* [Your objective]: Those lines of the records that contain "title" are to be located and copied.

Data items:
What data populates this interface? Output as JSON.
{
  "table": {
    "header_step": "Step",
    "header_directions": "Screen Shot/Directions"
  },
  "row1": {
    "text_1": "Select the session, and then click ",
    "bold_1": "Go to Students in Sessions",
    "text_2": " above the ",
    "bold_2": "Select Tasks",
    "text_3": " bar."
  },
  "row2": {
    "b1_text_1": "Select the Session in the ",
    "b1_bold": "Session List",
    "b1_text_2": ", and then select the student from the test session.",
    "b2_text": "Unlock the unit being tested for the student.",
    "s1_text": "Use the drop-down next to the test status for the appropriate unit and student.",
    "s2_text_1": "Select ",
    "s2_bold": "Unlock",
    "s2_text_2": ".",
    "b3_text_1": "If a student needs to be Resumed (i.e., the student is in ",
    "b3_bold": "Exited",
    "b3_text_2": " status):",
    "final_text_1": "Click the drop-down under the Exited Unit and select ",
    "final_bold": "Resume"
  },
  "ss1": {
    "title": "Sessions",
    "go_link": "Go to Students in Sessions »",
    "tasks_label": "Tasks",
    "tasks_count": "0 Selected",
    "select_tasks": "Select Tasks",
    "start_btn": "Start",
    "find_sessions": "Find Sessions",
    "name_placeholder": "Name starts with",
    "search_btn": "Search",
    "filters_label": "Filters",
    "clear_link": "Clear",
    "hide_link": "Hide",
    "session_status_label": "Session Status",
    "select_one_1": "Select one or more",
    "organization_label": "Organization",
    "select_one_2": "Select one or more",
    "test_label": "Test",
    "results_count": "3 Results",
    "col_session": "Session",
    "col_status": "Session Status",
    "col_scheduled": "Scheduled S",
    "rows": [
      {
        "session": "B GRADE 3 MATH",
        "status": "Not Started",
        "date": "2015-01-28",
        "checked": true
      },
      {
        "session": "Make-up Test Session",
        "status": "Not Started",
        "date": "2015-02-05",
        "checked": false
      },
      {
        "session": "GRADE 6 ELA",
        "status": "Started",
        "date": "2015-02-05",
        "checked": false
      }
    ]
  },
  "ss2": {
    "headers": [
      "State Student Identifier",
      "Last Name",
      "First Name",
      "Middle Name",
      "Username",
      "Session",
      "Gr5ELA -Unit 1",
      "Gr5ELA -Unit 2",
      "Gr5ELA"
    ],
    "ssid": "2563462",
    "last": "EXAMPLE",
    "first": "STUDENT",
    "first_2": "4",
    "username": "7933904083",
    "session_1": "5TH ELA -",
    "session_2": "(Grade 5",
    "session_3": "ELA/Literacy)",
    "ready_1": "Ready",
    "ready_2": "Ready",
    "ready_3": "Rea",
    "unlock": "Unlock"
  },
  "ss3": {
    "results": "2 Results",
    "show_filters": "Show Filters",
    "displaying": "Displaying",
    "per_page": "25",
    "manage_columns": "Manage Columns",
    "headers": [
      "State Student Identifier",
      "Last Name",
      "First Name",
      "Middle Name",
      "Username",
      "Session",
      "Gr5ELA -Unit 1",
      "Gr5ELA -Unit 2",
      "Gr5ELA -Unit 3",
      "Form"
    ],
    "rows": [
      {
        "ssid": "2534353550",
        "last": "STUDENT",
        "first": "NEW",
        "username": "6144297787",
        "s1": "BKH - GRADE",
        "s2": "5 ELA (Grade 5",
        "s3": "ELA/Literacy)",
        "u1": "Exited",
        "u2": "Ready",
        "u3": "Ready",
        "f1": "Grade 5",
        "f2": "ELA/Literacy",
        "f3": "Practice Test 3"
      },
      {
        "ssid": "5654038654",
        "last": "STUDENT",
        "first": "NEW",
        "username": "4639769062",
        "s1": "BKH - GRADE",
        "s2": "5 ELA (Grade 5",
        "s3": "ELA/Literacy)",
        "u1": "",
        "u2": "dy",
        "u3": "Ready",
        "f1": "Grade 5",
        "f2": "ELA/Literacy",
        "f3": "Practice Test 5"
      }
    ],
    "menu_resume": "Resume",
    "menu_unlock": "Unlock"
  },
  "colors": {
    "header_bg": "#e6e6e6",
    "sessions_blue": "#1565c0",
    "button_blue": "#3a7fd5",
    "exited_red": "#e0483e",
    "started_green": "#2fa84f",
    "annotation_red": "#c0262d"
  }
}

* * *

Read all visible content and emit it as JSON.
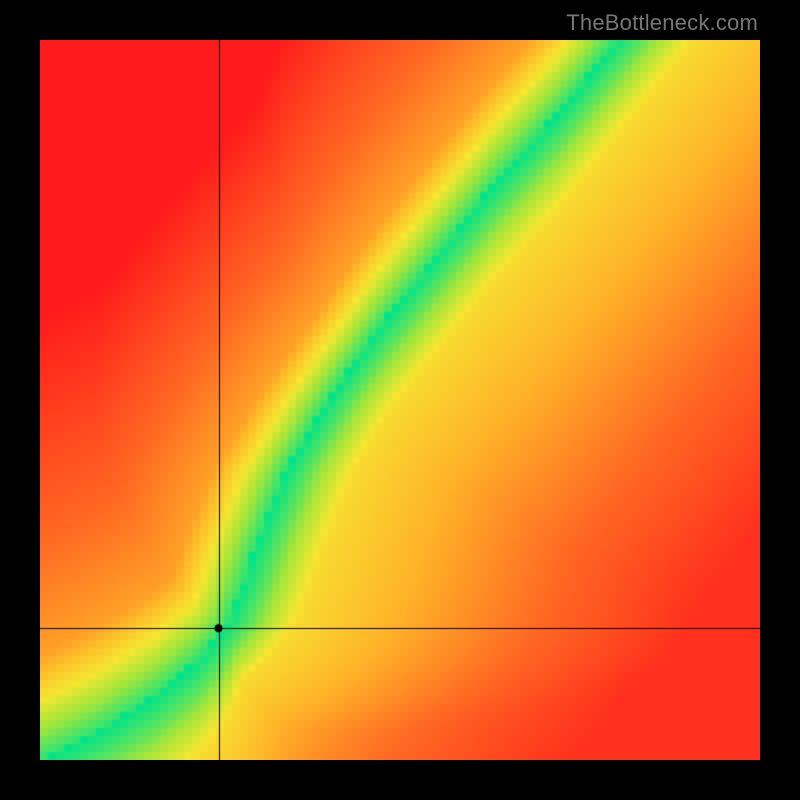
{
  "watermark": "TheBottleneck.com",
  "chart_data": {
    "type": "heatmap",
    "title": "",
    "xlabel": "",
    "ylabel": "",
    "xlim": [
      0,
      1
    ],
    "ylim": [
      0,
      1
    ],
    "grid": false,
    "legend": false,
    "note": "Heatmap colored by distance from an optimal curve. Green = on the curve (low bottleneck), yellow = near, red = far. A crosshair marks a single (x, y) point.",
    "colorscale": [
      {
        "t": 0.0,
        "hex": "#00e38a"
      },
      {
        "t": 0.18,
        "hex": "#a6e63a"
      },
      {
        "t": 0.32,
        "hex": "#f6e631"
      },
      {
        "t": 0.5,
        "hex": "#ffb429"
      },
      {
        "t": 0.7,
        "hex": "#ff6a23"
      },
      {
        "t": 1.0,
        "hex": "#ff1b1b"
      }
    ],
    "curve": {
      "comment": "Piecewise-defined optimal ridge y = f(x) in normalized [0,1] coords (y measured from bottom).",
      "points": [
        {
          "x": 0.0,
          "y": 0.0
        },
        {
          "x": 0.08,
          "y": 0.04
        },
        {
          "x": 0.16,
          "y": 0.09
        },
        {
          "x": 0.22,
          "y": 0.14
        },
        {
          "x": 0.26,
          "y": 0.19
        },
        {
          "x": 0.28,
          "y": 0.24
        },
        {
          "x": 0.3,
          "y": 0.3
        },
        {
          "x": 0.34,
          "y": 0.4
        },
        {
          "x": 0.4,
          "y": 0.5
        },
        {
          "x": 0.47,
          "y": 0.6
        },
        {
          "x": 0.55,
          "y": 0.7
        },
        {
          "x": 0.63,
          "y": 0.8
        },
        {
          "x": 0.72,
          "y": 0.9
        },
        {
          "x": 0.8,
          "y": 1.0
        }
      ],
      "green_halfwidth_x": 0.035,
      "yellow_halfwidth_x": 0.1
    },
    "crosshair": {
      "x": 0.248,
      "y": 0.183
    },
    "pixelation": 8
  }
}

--

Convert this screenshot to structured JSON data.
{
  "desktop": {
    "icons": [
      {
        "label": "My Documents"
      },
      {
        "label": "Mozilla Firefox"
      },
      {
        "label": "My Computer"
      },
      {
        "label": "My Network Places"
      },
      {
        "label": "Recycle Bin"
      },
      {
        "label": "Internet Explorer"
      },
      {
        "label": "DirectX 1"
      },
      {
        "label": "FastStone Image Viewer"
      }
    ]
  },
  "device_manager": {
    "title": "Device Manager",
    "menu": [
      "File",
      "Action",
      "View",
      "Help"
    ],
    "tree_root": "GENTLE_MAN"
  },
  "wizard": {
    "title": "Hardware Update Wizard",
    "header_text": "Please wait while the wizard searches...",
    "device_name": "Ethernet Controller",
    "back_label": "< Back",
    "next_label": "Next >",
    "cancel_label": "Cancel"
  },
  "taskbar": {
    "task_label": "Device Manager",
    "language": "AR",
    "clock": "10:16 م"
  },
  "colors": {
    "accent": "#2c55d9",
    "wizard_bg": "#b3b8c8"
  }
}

* [Solution to this task]:
    "title": "Sessions",
    "title": "",
    "title": "Device Manager",
    "title": "Hardware Update Wizard",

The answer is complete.